Success can be a tricky thing – an amorphous ball of desire that we long to attain and then, presumably, shout, “A-ha! Success! I have it!” We look for it in business, in our relationships, with our families, on websites (“I found the perfect jeans – 50% off!”), and in every other thing we do.
There is always a way to measure whether we have been successful. We know if we’ve met our revenue goals, if we’ve gotten the performance review we wanted, if our kids received the grades we knew they could earn, if we were as attentive to our friends as we wanted to be. We evaluate, review and ask, “Was that a success?” The problem is – especially for those of us who are creative, smart and ever so slightly focused on perfectionism – we can often completely overlook our successes because we see only what can be improved. This approach, while very common and accepted, is not really that much fun.
It’s not fun because we miss the point that we are, in fact, successful at things. We often don’t stop and say, “Hey, look at this! This is great! I’m a success at this!” We get stuck in the, “Yes, that was good, but it could have been so much better if only I/we/he/she/it had done this…” We are missing the best part of what we’re doing: that we’re doing stuff and it’s working. Maybe not everything, but some things. Of course we see ways toward improvement – that’s human creativity and innovation at its best. We want to make stuff better and nicer and cooler and more fun. Our problem lies in not noticing that what we are doing IS in fact better, nicer, cooler and more fun that when we started. When we fixate only on improvement, we miss the joy of the success. It’s the journey vs. destination dilemma.
What to do? First, pause for a second and think. No, stop that. Don’t think. Pause for a second and FEEL. How do you feel when you are successful at something? When the day goes well, or you get good feedback or your projections are spot-on, or your kid or your parent thinks you’re awesome. In that moment before you start analyzing the situation, how do you feel? Write it down.
Second, pick something that you want to accomplish. What is it? How will you know when you have accomplished it? Write down the details: the data, the timeline, the weather, the task list, the people involved and how you will feel when all of these details become real.
Third, notice that you have just listed what a specific spot of success will look like in your life.

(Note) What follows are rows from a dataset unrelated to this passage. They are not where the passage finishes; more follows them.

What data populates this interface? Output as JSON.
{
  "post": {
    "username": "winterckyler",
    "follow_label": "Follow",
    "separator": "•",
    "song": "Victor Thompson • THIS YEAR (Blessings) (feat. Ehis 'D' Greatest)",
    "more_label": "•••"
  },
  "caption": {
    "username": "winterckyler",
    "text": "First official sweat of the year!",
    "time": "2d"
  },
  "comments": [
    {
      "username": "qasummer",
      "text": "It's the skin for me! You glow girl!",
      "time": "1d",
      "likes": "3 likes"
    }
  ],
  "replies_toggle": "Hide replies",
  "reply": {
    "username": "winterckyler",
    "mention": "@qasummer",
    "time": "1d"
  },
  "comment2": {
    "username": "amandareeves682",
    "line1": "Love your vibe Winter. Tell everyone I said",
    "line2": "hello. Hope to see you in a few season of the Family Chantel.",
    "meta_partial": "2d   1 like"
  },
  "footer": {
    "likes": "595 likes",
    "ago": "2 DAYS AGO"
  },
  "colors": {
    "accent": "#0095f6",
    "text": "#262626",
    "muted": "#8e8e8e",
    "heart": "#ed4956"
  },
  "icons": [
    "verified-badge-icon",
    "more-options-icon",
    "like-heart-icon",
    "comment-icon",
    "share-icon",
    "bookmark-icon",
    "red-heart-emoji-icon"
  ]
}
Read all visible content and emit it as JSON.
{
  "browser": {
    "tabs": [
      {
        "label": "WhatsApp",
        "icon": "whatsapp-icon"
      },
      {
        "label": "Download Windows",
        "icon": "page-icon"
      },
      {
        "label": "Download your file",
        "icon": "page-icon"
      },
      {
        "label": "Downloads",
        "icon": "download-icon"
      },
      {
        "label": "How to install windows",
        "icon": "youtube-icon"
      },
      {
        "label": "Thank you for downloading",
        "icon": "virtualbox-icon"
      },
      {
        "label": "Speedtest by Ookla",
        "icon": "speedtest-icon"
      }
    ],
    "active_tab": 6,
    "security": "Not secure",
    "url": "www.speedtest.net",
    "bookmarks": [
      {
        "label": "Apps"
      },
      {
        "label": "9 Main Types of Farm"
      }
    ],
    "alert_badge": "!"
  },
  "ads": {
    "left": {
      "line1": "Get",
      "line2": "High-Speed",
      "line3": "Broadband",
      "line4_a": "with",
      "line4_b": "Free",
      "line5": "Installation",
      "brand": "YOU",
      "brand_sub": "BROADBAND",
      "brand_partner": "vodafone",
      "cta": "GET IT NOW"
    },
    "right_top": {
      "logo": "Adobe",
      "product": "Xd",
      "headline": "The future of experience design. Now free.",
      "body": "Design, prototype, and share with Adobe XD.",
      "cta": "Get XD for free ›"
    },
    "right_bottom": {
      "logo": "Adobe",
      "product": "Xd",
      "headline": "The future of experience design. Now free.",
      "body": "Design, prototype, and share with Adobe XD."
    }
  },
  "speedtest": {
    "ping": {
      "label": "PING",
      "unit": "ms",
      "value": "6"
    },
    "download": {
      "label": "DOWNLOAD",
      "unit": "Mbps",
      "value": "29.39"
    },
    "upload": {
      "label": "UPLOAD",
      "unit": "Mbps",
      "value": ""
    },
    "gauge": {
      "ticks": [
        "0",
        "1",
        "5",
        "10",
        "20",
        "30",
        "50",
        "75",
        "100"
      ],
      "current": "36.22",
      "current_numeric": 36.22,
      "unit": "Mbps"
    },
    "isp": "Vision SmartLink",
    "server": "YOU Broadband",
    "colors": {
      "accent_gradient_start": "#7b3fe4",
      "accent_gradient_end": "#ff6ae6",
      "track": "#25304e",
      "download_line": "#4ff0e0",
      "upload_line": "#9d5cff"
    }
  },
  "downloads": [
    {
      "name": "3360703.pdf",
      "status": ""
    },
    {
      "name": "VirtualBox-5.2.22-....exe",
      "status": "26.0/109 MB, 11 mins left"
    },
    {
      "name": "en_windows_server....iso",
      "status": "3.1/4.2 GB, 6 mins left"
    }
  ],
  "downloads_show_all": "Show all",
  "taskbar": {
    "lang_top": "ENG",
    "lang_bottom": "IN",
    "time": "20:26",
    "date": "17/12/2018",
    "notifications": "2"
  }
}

If you know what it will look like when it happens, then you can spot it when it does. Now go into action and make your list happen – voila! you are experiencing a success. Congratulations.
For those of us, who read that and thought, “That’s all well and good, but I know that I can always improve…” I believe you. Of course you can – there is always a next level of creativity and improvement*. But if you skip to that step, you miss the celebratory fun.
Here is what I propose: instead of saying, “…but I know I can always improve,” say, “AND I know I can always improve.” BUT is negating, feels a little sad and puts what’s been done at odds with what might be. AND feels hopeful and inclusive and builds on what you’ve already accomplished.
We are all striving to be better, to do more and to feel more connected to what we do and wish to become – we all want to succeed. If we can know that we can always improve whilst simultaneously seeing our current accomplishments, we might see that we are, currently, in the midst of a spectacular success.
So, my question to you: how are you – right now and in this moment – a success?
* I am a huge fan of After Action Reviews, the PDSA cycle and all things Process Improvement. If, however, we jump straight to analysis when we complete something, we miss the feeling of being successful. For the sake of fun and the ability to say,” Wahoooo!” more frequently, please, keep that cart behind the horse.